Recreation Implies Fun, Impairment is Serious

Mike Ezzell

Generally, people use marijuana for one of two reasons: medicinal benefits or recreational purposes. In many states today, it is legal to purchase and use marijuana. Texas allows cannabidiol (CBD) and low-THC products.

However, I feel it is unfortunate that we associate any drug capable of producing impairment with the term “recreational” because of the safety implications. When someone thinks of recreation or the term recreational, the idea that jumps into the mind is that we are going to have fun and certainly will not be put at undue risk.

Research shows that drugs of all kinds can and do produce negative effects. Drugs inhibit our ability to think straight, control our muscles, and be productive at work and safe behind the wheel. There is no exception in these findings for the use of marijuana.

When it comes to the task of driving, whether on or off the job, marijuana can impact drivers in a variety of ways:

  • Decision-making: A recent study showed that individuals with marijuana in their system felt they were OK to drive 30 minutes after use.
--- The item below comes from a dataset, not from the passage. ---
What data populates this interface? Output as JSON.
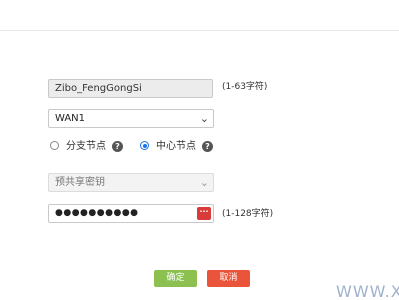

However, when tested on a driving simulator, they performed as if impaired, marked by confusion and/or a series of poor decisions.
  • Proceeding in a straight line: Drivers in that same simulator test often weaved and had trouble remaining in their lanes, even 90 minutes after using marijuana.
  • Hand-eye-coordination: Test subjects were slower to react to events in their driving field.

Download and share the full report: Driving Performance and Cannabis Users’ Perception of Safety.

The sample-size research is clear. Marijuana can cause impairment and affect your coworkers in so many ways. Be aware that levels of impairment relating to use of marijuana are much more difficult to gauge than alcohol, which can be determined with a BAC test.

During these challenging times, we encourage you to reexamine your workplace policies and procedures. Train supervisors to recognize the signs and symptoms of impairment. Test employees working in safety-sensitive positions. Use free tools from the National Safety Council to create a safe environment for all. Get started here:

When we are involved in the driving task, it is important that nothing takes away from our ability to be alert and attentive to that task. 

Drive to arrive.

– Mike Ezzell is a program manager with the National Safety Council